Bettelheim discovered a germ which caused certain tropical diseases. The reputation he gained with his discovery enabled him to conduct research at major European clinics in 1889. He contributed to the Lancet in London, England, and was the author of "On Contagious Diseases of Tropical Countries". He was decorated by the United States Government in recognition of his efforts in the building of the first hospital in Panama. Bettelheim died in Baltimore, MD, in 1890

Kaiser, Alois
William Frisch

William Frisch (1854-1910), reporter and managing editor, born in Bohemia, Czech Republic (then part of the Austrian Empire). He immigrated to the USA. with his parents when he was eleven years of age and attended school in Baltimore. At the age of fourteen he became a bookkeeper and later a printer. When he was eighteen, he began to provide items of local news to the newspapers and in 1872 was given a place on the staff of the Baltimore American as a reporter. He made politics his special study, and introduced the systematic reporting of City Hall news. When the American began to publish a Sunday edition, he wrote a series of articles, the first weekly political review in Baltimore; this was a feature of the paper until 1889. Frisch was the Washington correspondent in 1880 and 1881. He became managing editor of the American in 1881 and remained in that position for almost thirty years. He was editor-in-chief when he retired in 1910.

When the Jewish immigration from Russia after the pogroms of 1881 reached Baltimore, Frisch conducted free classes for the immigrants in the history and literature of the United States.

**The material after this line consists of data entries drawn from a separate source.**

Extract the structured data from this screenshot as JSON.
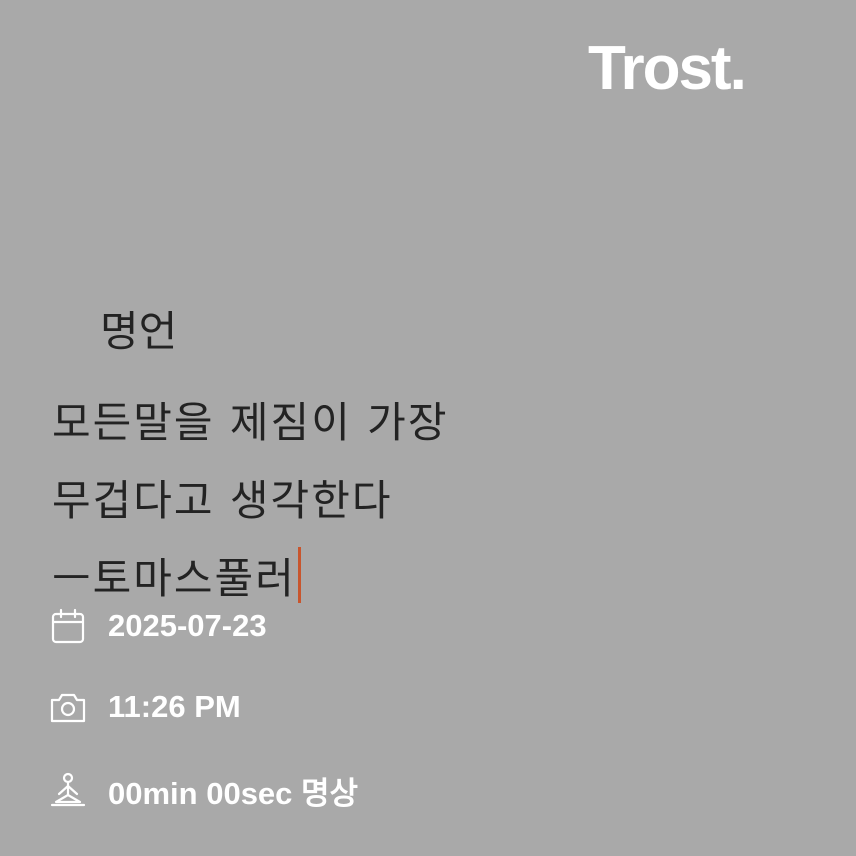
{
  "brand": {
    "logo_text": "Trost."
  },
  "note": {
    "title": "명언",
    "lines": [
      "모든말을 제짐이 가장",
      "무겁다고 생각한다",
      "ㅡ토마스풀러"
    ],
    "cursor_color": "#c8552d"
  },
  "meta": {
    "date": {
      "icon": "calendar-icon",
      "value": "2025-07-23"
    },
    "time": {
      "icon": "camera-icon",
      "value": "11:26 PM"
    },
    "meditation": {
      "icon": "meditation-icon",
      "value": "00min 00sec 명상"
    }
  },
  "colors": {
    "background": "#a9a9a9",
    "text_dark": "#232323",
    "text_light": "#ffffff"
  }
}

"Bais Lubavitch" synagogue, Baltimore, Maryland, USA, 1984
"Bais Lubavitch" synagogue,
Baltimore, Maryland, USA, 1984
Photo: Harold M. Deutsch, USA
(Beit Hatfutsot Photo Archive,
courtesy of Harold M. Deutsch, USA)
Jewish American Festival at an Ethnic Happening, Baltimore, 1981
Jewish American festival at an ethnic happening.
Baltimore, Maryland, USA 1981..
Photo: Alvin A. Shangold, USA.
(The Oster Visual Documentation Center, Beit Hatfutsot,
courtesy of Alvin A. Shangold, USA)
Julius Spyer, Soldier in the Union Army, Baltimore, USA, 1861
Julius Spyer, relative of the Schmidt family,
Soldier in the Union Army during the American
Civil War,Baltimore, Meriland, USA, 1861.
(The Oster Visual Documentation Center, Beit Hatfutsot,
Courtesy of Suzi Kirsch, Israel)